## RECORDS PROVIDED
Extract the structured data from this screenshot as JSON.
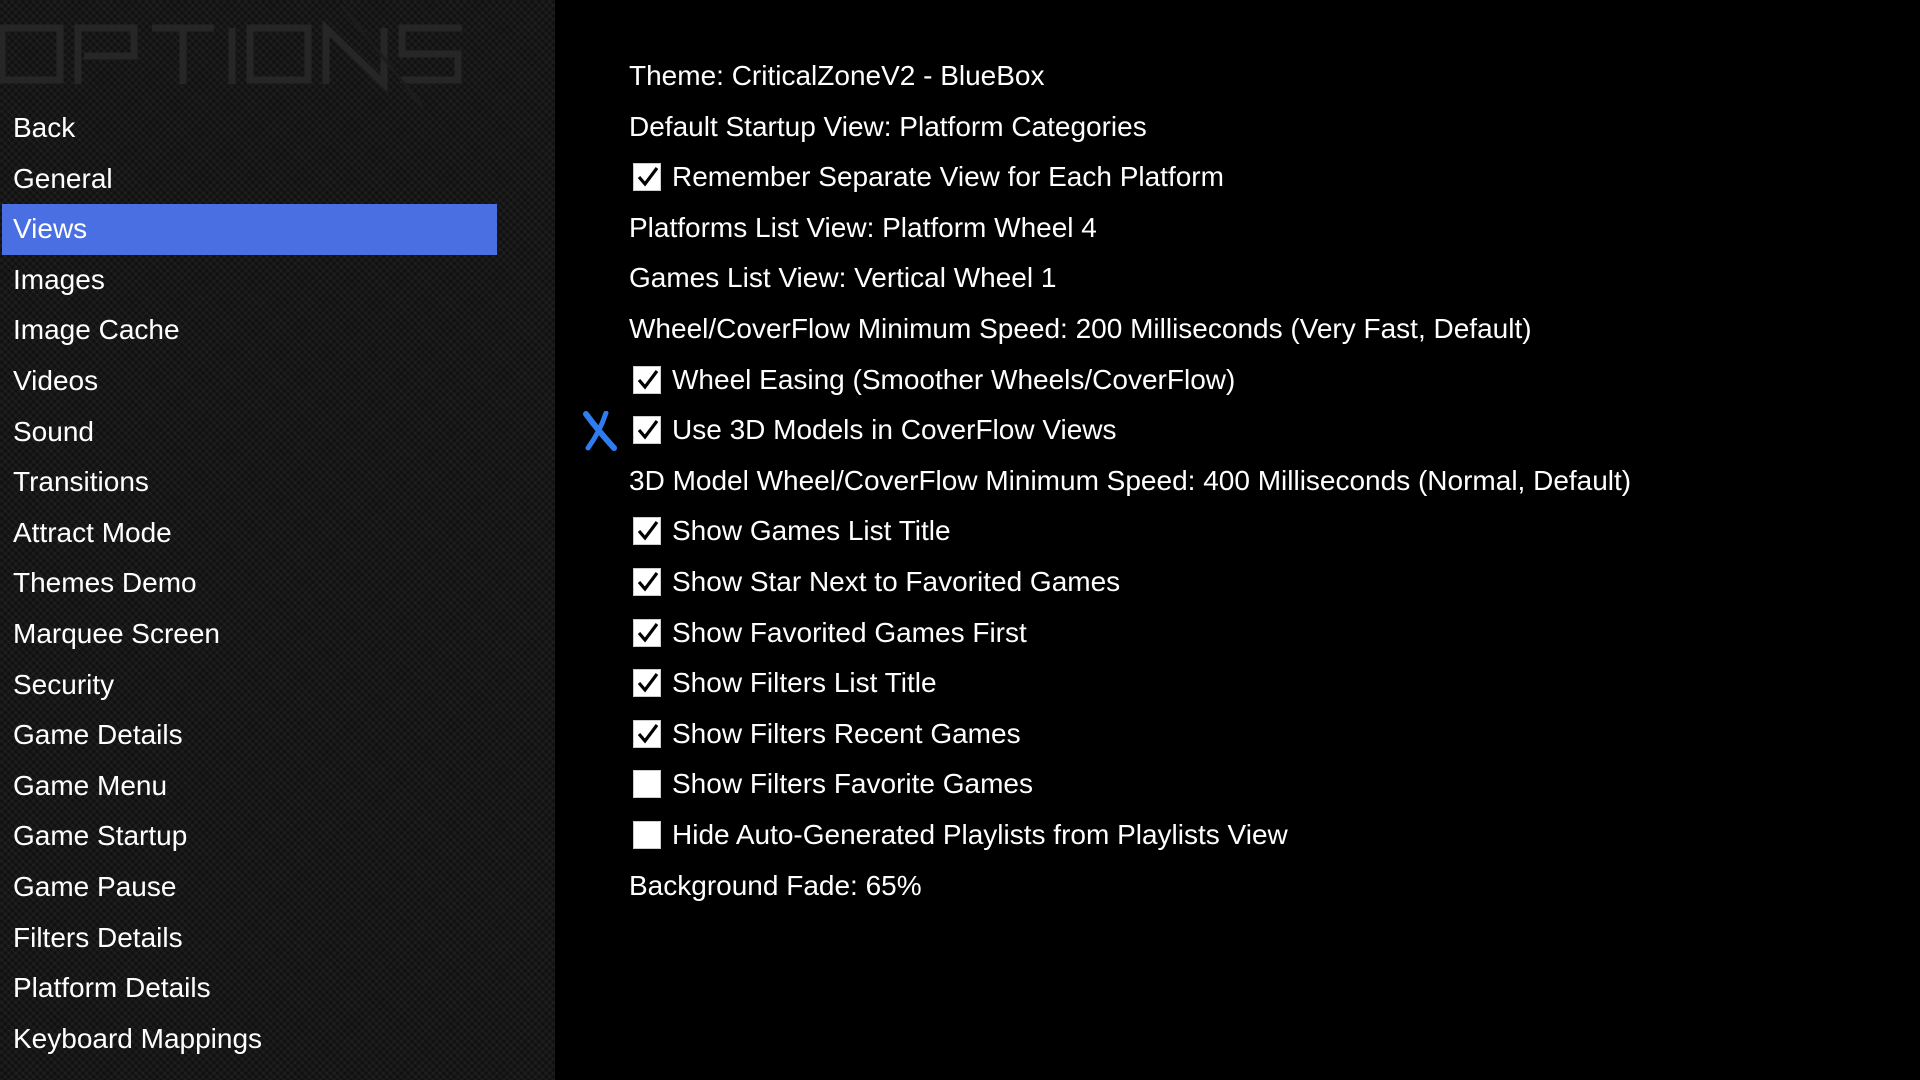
{
  "header": {
    "title_graphic": "OPTIONS"
  },
  "colors": {
    "accent": "#4a6fe3",
    "cursor": "#2f7bf0",
    "background": "#000000",
    "text": "#ffffff"
  },
  "sidebar": {
    "selected": "Views",
    "items": [
      {
        "label": "Back"
      },
      {
        "label": "General"
      },
      {
        "label": "Views"
      },
      {
        "label": "Images"
      },
      {
        "label": "Image Cache"
      },
      {
        "label": "Videos"
      },
      {
        "label": "Sound"
      },
      {
        "label": "Transitions"
      },
      {
        "label": "Attract Mode"
      },
      {
        "label": "Themes Demo"
      },
      {
        "label": "Marquee Screen"
      },
      {
        "label": "Security"
      },
      {
        "label": "Game Details"
      },
      {
        "label": "Game Menu"
      },
      {
        "label": "Game Startup"
      },
      {
        "label": "Game Pause"
      },
      {
        "label": "Filters Details"
      },
      {
        "label": "Platform Details"
      },
      {
        "label": "Keyboard Mappings"
      }
    ]
  },
  "settings": {
    "cursor_icon": "x-cursor-icon",
    "items": [
      {
        "label": "Theme: CriticalZoneV2 - BlueBox",
        "type": "value"
      },
      {
        "label": "Default Startup View: Platform Categories",
        "type": "value"
      },
      {
        "label": "Remember Separate View for Each Platform",
        "type": "checkbox",
        "checked": true
      },
      {
        "label": "Platforms List View: Platform Wheel 4",
        "type": "value"
      },
      {
        "label": "Games List View: Vertical Wheel 1",
        "type": "value"
      },
      {
        "label": "Wheel/CoverFlow Minimum Speed: 200 Milliseconds (Very Fast, Default)",
        "type": "value"
      },
      {
        "label": "Wheel Easing (Smoother Wheels/CoverFlow)",
        "type": "checkbox",
        "checked": true
      },
      {
        "label": "Use 3D Models in CoverFlow Views",
        "type": "checkbox",
        "checked": true,
        "focused": true
      },
      {
        "label": "3D Model Wheel/CoverFlow Minimum Speed: 400 Milliseconds (Normal, Default)",
        "type": "value"
      },
      {
        "label": "Show Games List Title",
        "type": "checkbox",
        "checked": true
      },
      {
        "label": "Show Star Next to Favorited Games",
        "type": "checkbox",
        "checked": true
      },
      {
        "label": "Show Favorited Games First",
        "type": "checkbox",
        "checked": true
      },
      {
        "label": "Show Filters List Title",
        "type": "checkbox",
        "checked": true
      },
      {
        "label": "Show Filters Recent Games",
        "type": "checkbox",
        "checked": true
      },
      {
        "label": "Show Filters Favorite Games",
        "type": "checkbox",
        "checked": false
      },
      {
        "label": "Hide Auto-Generated Playlists from Playlists View",
        "type": "checkbox",
        "checked": false
      },
      {
        "label": "Background Fade: 65%",
        "type": "value"
      }
    ]
  }
}
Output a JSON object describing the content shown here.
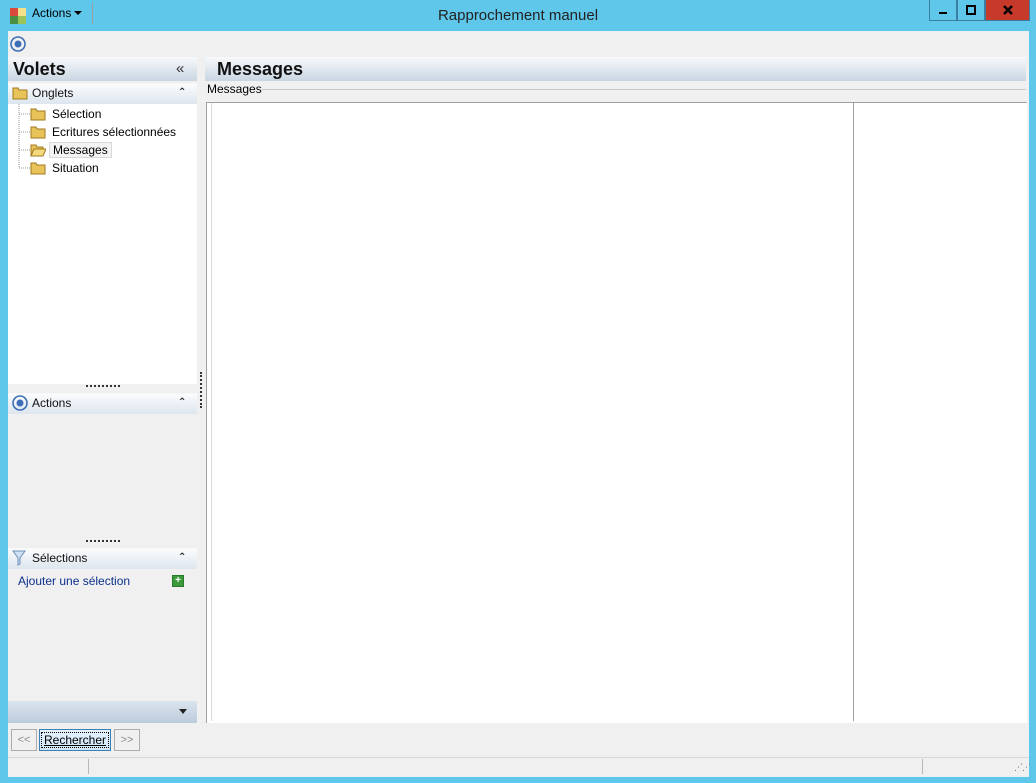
{
  "window": {
    "title": "Rapprochement manuel"
  },
  "toolbar": {
    "actions_label": "Actions"
  },
  "left_panel": {
    "title": "Volets",
    "tabs_section": {
      "label": "Onglets",
      "items": [
        {
          "label": "Sélection",
          "selected": false
        },
        {
          "label": "Ecritures sélectionnées",
          "selected": false
        },
        {
          "label": "Messages",
          "selected": true
        },
        {
          "label": "Situation",
          "selected": false
        }
      ]
    },
    "actions_section": {
      "label": "Actions"
    },
    "selections_section": {
      "label": "Sélections",
      "add_link": "Ajouter une sélection"
    }
  },
  "main": {
    "title": "Messages",
    "group_label": "Messages"
  },
  "nav": {
    "prev": "<<",
    "search": "Rechercher",
    "next": ">>"
  },
  "colors": {
    "titlebar": "#5fc7ea",
    "close": "#c7392b",
    "link": "#0b2f8a"
  }
}
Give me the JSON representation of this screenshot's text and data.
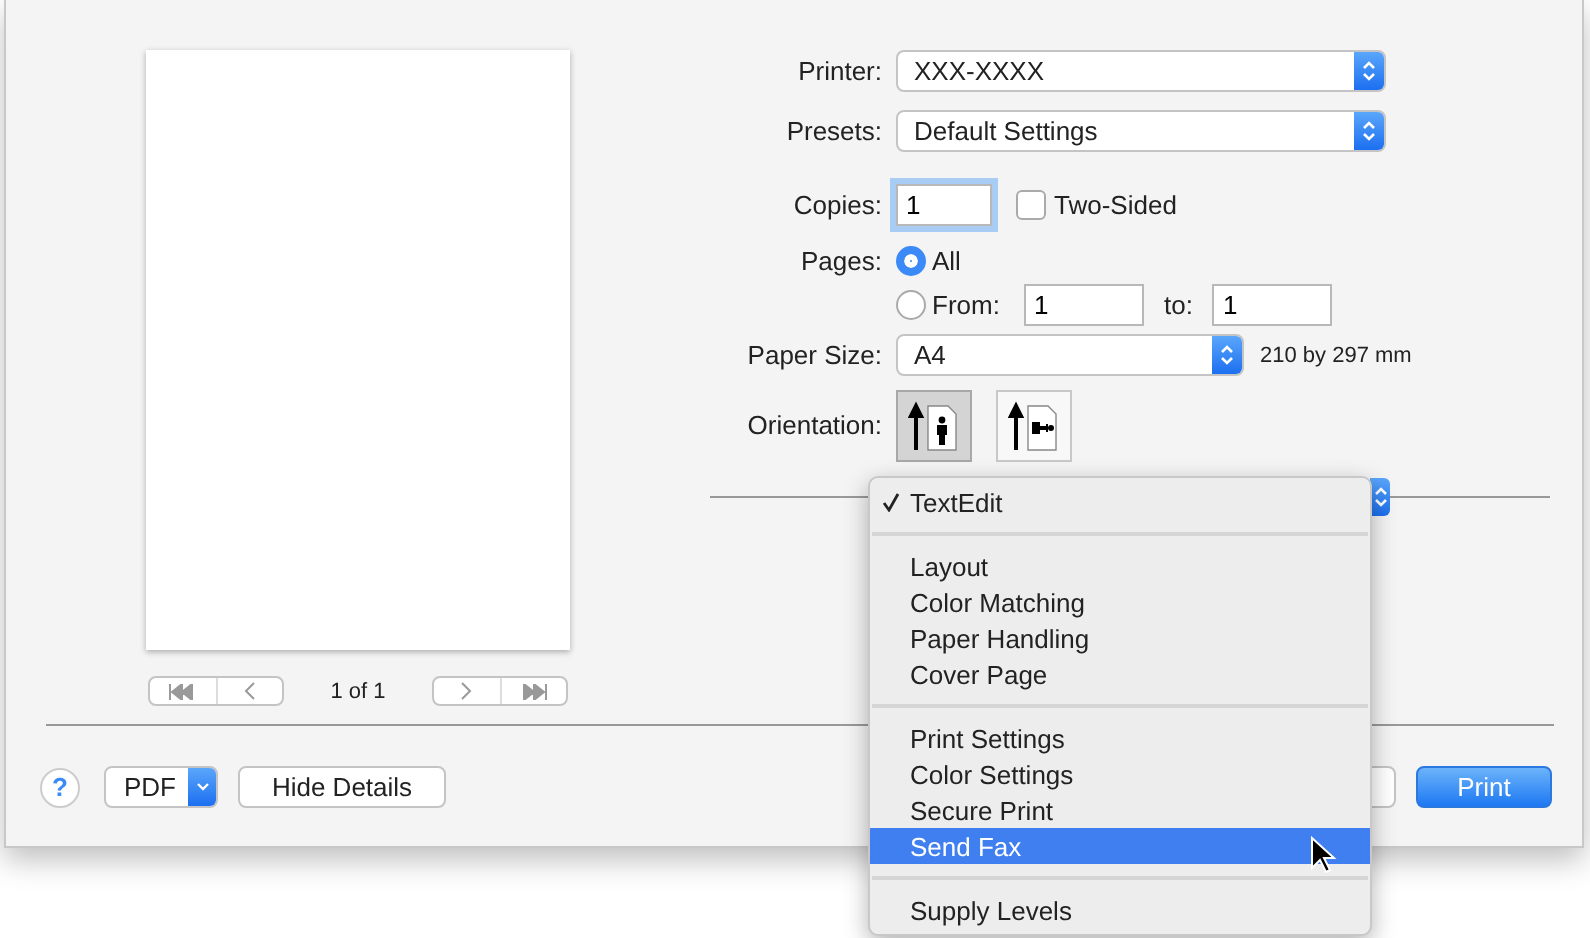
{
  "preview": {
    "page_counter": "1 of 1"
  },
  "form": {
    "printer": {
      "label": "Printer:",
      "value": "XXX-XXXX"
    },
    "presets": {
      "label": "Presets:",
      "value": "Default Settings"
    },
    "copies": {
      "label": "Copies:",
      "value": "1"
    },
    "two_sided": {
      "label": "Two-Sided",
      "checked": false
    },
    "pages": {
      "label": "Pages:",
      "options": [
        {
          "label": "All",
          "selected": true
        },
        {
          "label": "From:",
          "selected": false
        }
      ],
      "from": "1",
      "to_label": "to:",
      "to": "1"
    },
    "paper_size": {
      "label": "Paper Size:",
      "value": "A4",
      "dimensions": "210 by 297 mm"
    },
    "orientation": {
      "label": "Orientation:",
      "options": [
        {
          "kind": "portrait",
          "selected": true
        },
        {
          "kind": "landscape",
          "selected": false
        }
      ]
    }
  },
  "menu": {
    "groups": [
      [
        {
          "label": "TextEdit",
          "checked": true,
          "highlighted": false
        }
      ],
      [
        {
          "label": "Layout",
          "checked": false,
          "highlighted": false
        },
        {
          "label": "Color Matching",
          "checked": false,
          "highlighted": false
        },
        {
          "label": "Paper Handling",
          "checked": false,
          "highlighted": false
        },
        {
          "label": "Cover Page",
          "checked": false,
          "highlighted": false
        }
      ],
      [
        {
          "label": "Print Settings",
          "checked": false,
          "highlighted": false
        },
        {
          "label": "Color Settings",
          "checked": false,
          "highlighted": false
        },
        {
          "label": "Secure Print",
          "checked": false,
          "highlighted": false
        },
        {
          "label": "Send Fax",
          "checked": false,
          "highlighted": true
        }
      ],
      [
        {
          "label": "Supply Levels",
          "checked": false,
          "highlighted": false
        }
      ]
    ]
  },
  "footer": {
    "help": "?",
    "pdf": "PDF",
    "hide_details": "Hide Details",
    "print": "Print"
  }
}
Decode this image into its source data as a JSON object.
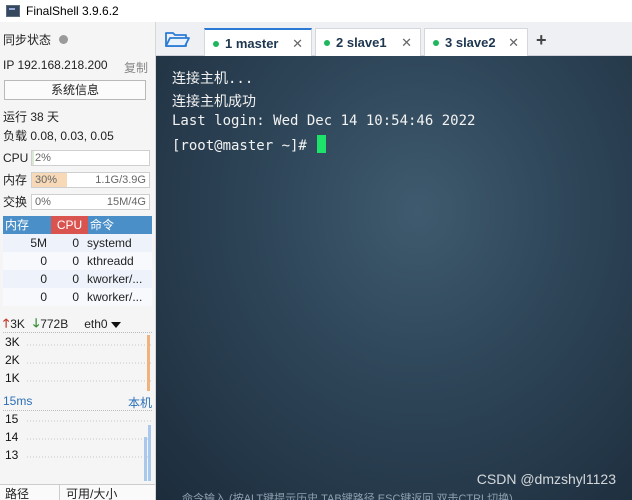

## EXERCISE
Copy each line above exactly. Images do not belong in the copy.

## EXERCISE ANSWER
Extract the structured data from this screenshot as JSON.
{
  "header": {
    "title_graphic": "OPTIONS"
  },
  "colors": {
    "accent": "#4a6fe3",
    "cursor": "#2f7bf0",
    "background": "#000000",
    "text": "#ffffff"
  },
  "sidebar": {
    "selected": "Views",
    "items": [
      {
        "label": "Back"
      },
      {
        "label": "General"
      },
      {
        "label": "Views"
      },
      {
        "label": "Images"
      },
      {
        "label": "Image Cache"
      },
      {
        "label": "Videos"
      },
      {
        "label": "Sound"
      },
      {
        "label": "Transitions"
      },
      {
        "label": "Attract Mode"
      },
      {
        "label": "Themes Demo"
      },
      {
        "label": "Marquee Screen"
      },
      {
        "label": "Security"
      },
      {
        "label": "Game Details"
      },
      {
        "label": "Game Menu"
      },
      {
        "label": "Game Startup"
      },
      {
        "label": "Game Pause"
      },
      {
        "label": "Filters Details"
      },
      {
        "label": "Platform Details"
      },
      {
        "label": "Keyboard Mappings"
      }
    ]
  },
  "settings": {
    "cursor_icon": "x-cursor-icon",
    "items": [
      {
        "label": "Theme: CriticalZoneV2 - BlueBox",
        "type": "value"
      },
      {
        "label": "Default Startup View: Platform Categories",
        "type": "value"
      },
      {
        "label": "Remember Separate View for Each Platform",
        "type": "checkbox",
        "checked": true
      },
      {
        "label": "Platforms List View: Platform Wheel 4",
        "type": "value"
      },
      {
        "label": "Games List View: Vertical Wheel 1",
        "type": "value"
      },
      {
        "label": "Wheel/CoverFlow Minimum Speed: 200 Milliseconds (Very Fast, Default)",
        "type": "value"
      },
      {
        "label": "Wheel Easing (Smoother Wheels/CoverFlow)",
        "type": "checkbox",
        "checked": true
      },
      {
        "label": "Use 3D Models in CoverFlow Views",
        "type": "checkbox",
        "checked": true,
        "focused": true
      },
      {
        "label": "3D Model Wheel/CoverFlow Minimum Speed: 400 Milliseconds (Normal, Default)",
        "type": "value"
      },
      {
        "label": "Show Games List Title",
        "type": "checkbox",
        "checked": true
      },
      {
        "label": "Show Star Next to Favorited Games",
        "type": "checkbox",
        "checked": true
      },
      {
        "label": "Show Favorited Games First",
        "type": "checkbox",
        "checked": true
      },
      {
        "label": "Show Filters List Title",
        "type": "checkbox",
        "checked": true
      },
      {
        "label": "Show Filters Recent Games",
        "type": "checkbox",
        "checked": true
      },
      {
        "label": "Show Filters Favorite Games",
        "type": "checkbox",
        "checked": false
      },
      {
        "label": "Hide Auto-Generated Playlists from Playlists View",
        "type": "checkbox",
        "checked": false
      },
      {
        "label": "Background Fade: 65%",
        "type": "value"
      }
    ]
  }
}
Output a JSON object describing the content shown here.
{
  "window": {
    "title": "Rapprochement manuel"
  },
  "toolbar": {
    "actions_label": "Actions"
  },
  "left_panel": {
    "title": "Volets",
    "tabs_section": {
      "label": "Onglets",
      "items": [
        {
          "label": "Sélection",
          "selected": false
        },
        {
          "label": "Ecritures sélectionnées",
          "selected": false
        },
        {
          "label": "Messages",
          "selected": true
        },
        {
          "label": "Situation",
          "selected": false
        }
      ]
    },
    "actions_section": {
      "label": "Actions"
    },
    "selections_section": {
      "label": "Sélections",
      "add_link": "Ajouter une sélection"
    }
  },
  "main": {
    "title": "Messages",
    "group_label": "Messages"
  },
  "nav": {
    "prev": "<<",
    "search": "Rechercher",
    "next": ">>"
  },
  "colors": {
    "titlebar": "#5fc7ea",
    "close": "#c7392b",
    "link": "#0b2f8a"
  }
}
Give me the JSON representation of this screenshot's text and data.
{
  "preview": {
    "page_counter": "1 of 1"
  },
  "form": {
    "printer": {
      "label": "Printer:",
      "value": "XXX-XXXX"
    },
    "presets": {
      "label": "Presets:",
      "value": "Default Settings"
    },
    "copies": {
      "label": "Copies:",
      "value": "1"
    },
    "two_sided": {
      "label": "Two-Sided",
      "checked": false
    },
    "pages": {
      "label": "Pages:",
      "options": [
        {
          "label": "All",
          "selected": true
        },
        {
          "label": "From:",
          "selected": false
        }
      ],
      "from": "1",
      "to_label": "to:",
      "to": "1"
    },
    "paper_size": {
      "label": "Paper Size:",
      "value": "A4",
      "dimensions": "210 by 297 mm"
    },
    "orientation": {
      "label": "Orientation:",
      "options": [
        {
          "kind": "portrait",
          "selected": true
        },
        {
          "kind": "landscape",
          "selected": false
        }
      ]
    }
  },
  "menu": {
    "groups": [
      [
        {
          "label": "TextEdit",
          "checked": true,
          "highlighted": false
        }
      ],
      [
        {
          "label": "Layout",
          "checked": false,
          "highlighted": false
        },
        {
          "label": "Color Matching",
          "checked": false,
          "highlighted": false
        },
        {
          "label": "Paper Handling",
          "checked": false,
          "highlighted": false
        },
        {
          "label": "Cover Page",
          "checked": false,
          "highlighted": false
        }
      ],
      [
        {
          "label": "Print Settings",
          "checked": false,
          "highlighted": false
        },
        {
          "label": "Color Settings",
          "checked": false,
          "highlighted": false
        },
        {
          "label": "Secure Print",
          "checked": false,
          "highlighted": false
        },
        {
          "label": "Send Fax",
          "checked": false,
          "highlighted": true
        }
      ],
      [
        {
          "label": "Supply Levels",
          "checked": false,
          "highlighted": false
        }
      ]
    ]
  },
  "footer": {
    "help": "?",
    "pdf": "PDF",
    "hide_details": "Hide Details",
    "print": "Print"
  }
}
Decode this image into its source data as a JSON object.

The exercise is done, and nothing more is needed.